The tau measures the amount of dust and particulate in the Martian atmosphere. The team hopes that, once the skies have cleared enough and the rover has recharged its batteries, Opportunity will be able to hear and respond to the signals that Earth is sending its way. If 45 days have passed without a response, the team will cease its active efforts to recover the rover. "If we do not hear back after 45 days, the team will be forced to conclude that the Sun-blocking dust and the Martian cold have conspired to cause some type of fault from which the rover will more than likely not recover," said John Callas, Opportunity's project manager, in a statement.
That doesn't mean NASA will have fully given up on Opportunity, though. After all, the rover was originally tasked with a 90-day mission and is still working almost 15 years later. The team will continue "passive listening efforts" -- presumably stop sending the rover active signals through the Deep Space Network, but monitor in case Opportunity reaches out first -- for an additional several months.
The issue here is that Opportunity's solar panels may be covered in dust, a real concern given the storm that the rover just weathered. If that's the case, it will take time for Mars's winds to clear off the solar panels enough for Opportunity to recharge and be open to receiving signals. It's quite possible that, by the time that happens, the 45-day window will have passed. However, it's also possible that other conditions during the dust storm damaged critical components of Opportunity, and the rover has, in fact, reached its final resting place.
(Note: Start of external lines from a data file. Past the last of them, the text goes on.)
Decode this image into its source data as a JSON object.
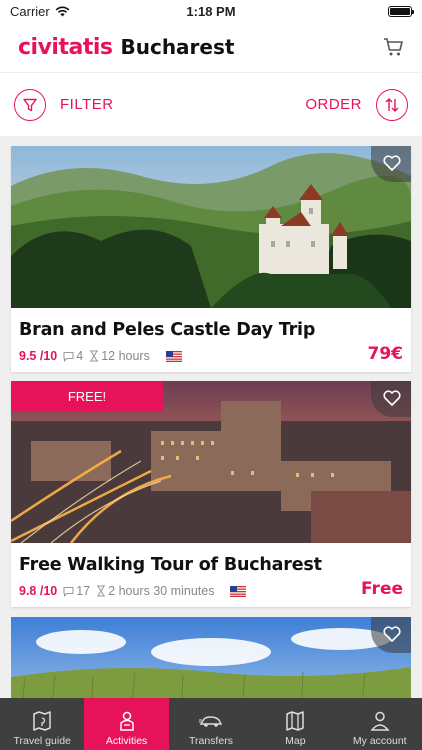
{
  "status": {
    "carrier": "Carrier",
    "time": "1:18 PM"
  },
  "header": {
    "brand": "civitatis",
    "city": "Bucharest",
    "cart_icon": "cart-icon"
  },
  "filter_bar": {
    "filter_label": "FILTER",
    "order_label": "ORDER"
  },
  "colors": {
    "accent": "#e6135a",
    "tabbar": "#3f3f3f"
  },
  "cards": [
    {
      "title": "Bran and Peles Castle Day Trip",
      "rating": "9.5 /10",
      "reviews": "4",
      "duration": "12 hours",
      "price": "79€",
      "badge": ""
    },
    {
      "title": "Free Walking Tour of Bucharest",
      "rating": "9.8 /10",
      "reviews": "17",
      "duration": "2 hours 30 minutes",
      "price": "Free",
      "badge": "FREE!"
    }
  ],
  "tabs": [
    {
      "label": "Travel guide",
      "icon": "map-book-icon"
    },
    {
      "label": "Activities",
      "icon": "person-icon",
      "active": true
    },
    {
      "label": "Transfers",
      "icon": "car-icon"
    },
    {
      "label": "Map",
      "icon": "map-icon"
    },
    {
      "label": "My account",
      "icon": "account-icon"
    }
  ]
}
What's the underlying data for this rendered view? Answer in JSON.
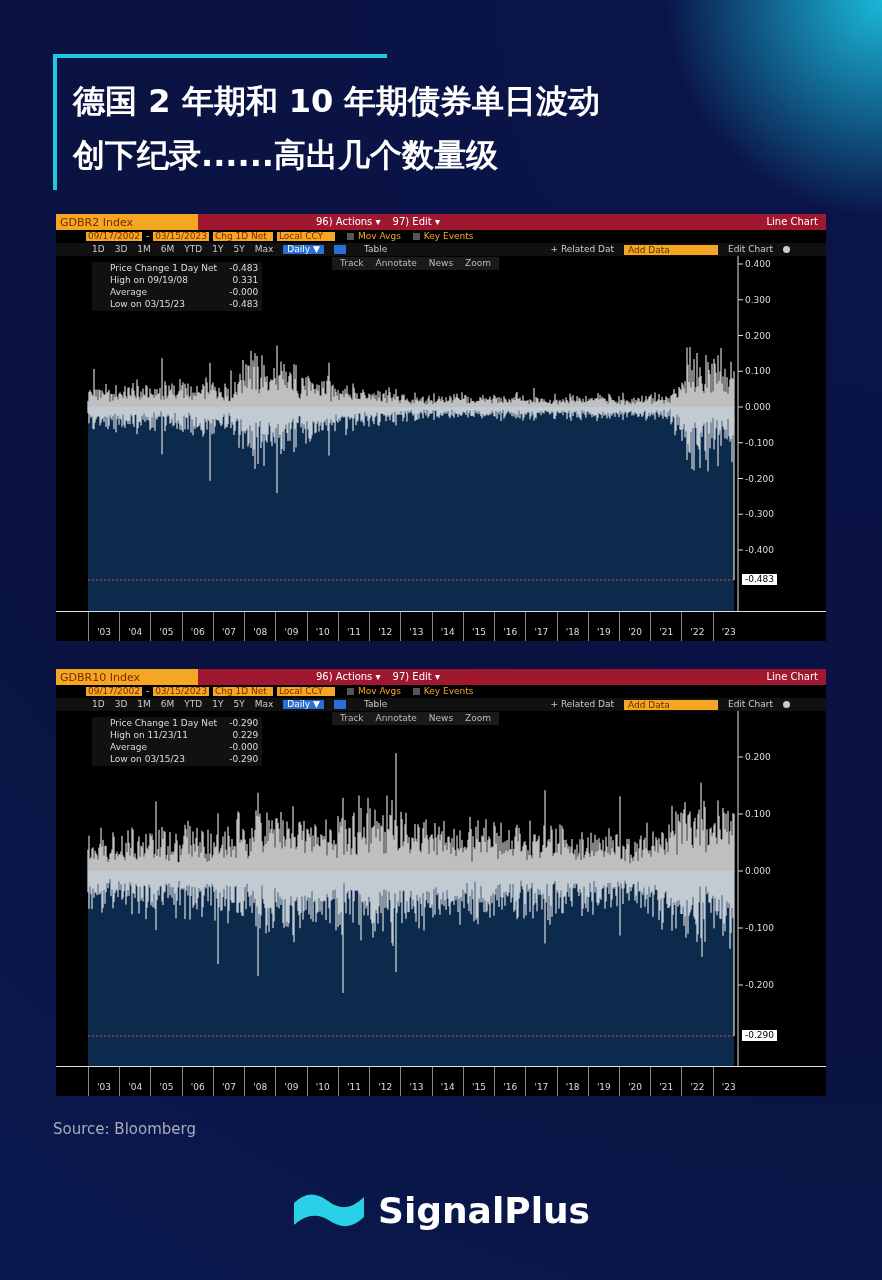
{
  "title": {
    "lines": [
      "德国 2 年期和 10 年期债券单日波动",
      "创下纪录......高出几个数量级"
    ]
  },
  "charts": [
    {
      "ticker": "GDBR2 Index",
      "actions": "96) Actions ▾",
      "edit": "97) Edit ▾",
      "view": "Line Chart",
      "start_date": "09/17/2002",
      "date_separator": "-",
      "end_date": "03/15/2023",
      "field": "Chg 1D Net",
      "currency": "Local CCY",
      "options": [
        {
          "label": "Mov Avgs",
          "checked": false
        },
        {
          "label": "Key Events",
          "checked": false
        }
      ],
      "periods": [
        {
          "label": "1D",
          "selected": false
        },
        {
          "label": "3D",
          "selected": false
        },
        {
          "label": "1M",
          "selected": false
        },
        {
          "label": "6M",
          "selected": false
        },
        {
          "label": "YTD",
          "selected": false
        },
        {
          "label": "1Y",
          "selected": false
        },
        {
          "label": "5Y",
          "selected": false
        },
        {
          "label": "Max",
          "selected": false
        },
        {
          "label": "Daily ▼",
          "selected": true
        }
      ],
      "table": "Table",
      "related": "+ Related Dat",
      "add_data": {
        "placeholder": "Add Data"
      },
      "edit_chart": "Edit Chart",
      "tools": [
        "Track",
        "Annotate",
        "News",
        "Zoom"
      ],
      "legend": [
        {
          "label": "Price Change 1 Day Net",
          "value": "-0.483"
        },
        {
          "label": "High on 09/19/08",
          "value": "0.331"
        },
        {
          "label": "Average",
          "value": "-0.000"
        },
        {
          "label": "Low on 03/15/23",
          "value": "-0.483"
        }
      ],
      "y_labels": [
        "0.400",
        "0.300",
        "0.200",
        "0.100",
        "0.000",
        "-0.100",
        "-0.200",
        "-0.300",
        "-0.400"
      ],
      "last_value": "-0.483",
      "x_labels": [
        "'03",
        "'04",
        "'05",
        "'06",
        "'07",
        "'08",
        "'09",
        "'10",
        "'11",
        "'12",
        "'13",
        "'14",
        "'15",
        "'16",
        "'17",
        "'18",
        "'19",
        "'20",
        "'21",
        "'22",
        "'23"
      ]
    },
    {
      "ticker": "GDBR10 Index",
      "actions": "96) Actions ▾",
      "edit": "97) Edit ▾",
      "view": "Line Chart",
      "start_date": "09/17/2002",
      "date_separator": "-",
      "end_date": "03/15/2023",
      "field": "Chg 1D Net",
      "currency": "Local CCY",
      "options": [
        {
          "label": "Mov Avgs",
          "checked": false
        },
        {
          "label": "Key Events",
          "checked": false
        }
      ],
      "periods": [
        {
          "label": "1D",
          "selected": false
        },
        {
          "label": "3D",
          "selected": false
        },
        {
          "label": "1M",
          "selected": false
        },
        {
          "label": "6M",
          "selected": false
        },
        {
          "label": "YTD",
          "selected": false
        },
        {
          "label": "1Y",
          "selected": false
        },
        {
          "label": "5Y",
          "selected": false
        },
        {
          "label": "Max",
          "selected": false
        },
        {
          "label": "Daily ▼",
          "selected": true
        }
      ],
      "table": "Table",
      "related": "+ Related Dat",
      "add_data": {
        "placeholder": "Add Data"
      },
      "edit_chart": "Edit Chart",
      "tools": [
        "Track",
        "Annotate",
        "News",
        "Zoom"
      ],
      "legend": [
        {
          "label": "Price Change 1 Day Net",
          "value": "-0.290"
        },
        {
          "label": "High on 11/23/11",
          "value": "0.229"
        },
        {
          "label": "Average",
          "value": "-0.000"
        },
        {
          "label": "Low on 03/15/23",
          "value": "-0.290"
        }
      ],
      "y_labels": [
        "0.200",
        "0.100",
        "0.000",
        "-0.100",
        "-0.200"
      ],
      "last_value": "-0.290",
      "x_labels": [
        "'03",
        "'04",
        "'05",
        "'06",
        "'07",
        "'08",
        "'09",
        "'10",
        "'11",
        "'12",
        "'13",
        "'14",
        "'15",
        "'16",
        "'17",
        "'18",
        "'19",
        "'20",
        "'21",
        "'22",
        "'23"
      ]
    }
  ],
  "source": "Source: Bloomberg",
  "brand": "SignalPlus"
}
Only time will tell us for sure, but in the mean time, we'll keep hoping that Oppy pulls through this latest challenge.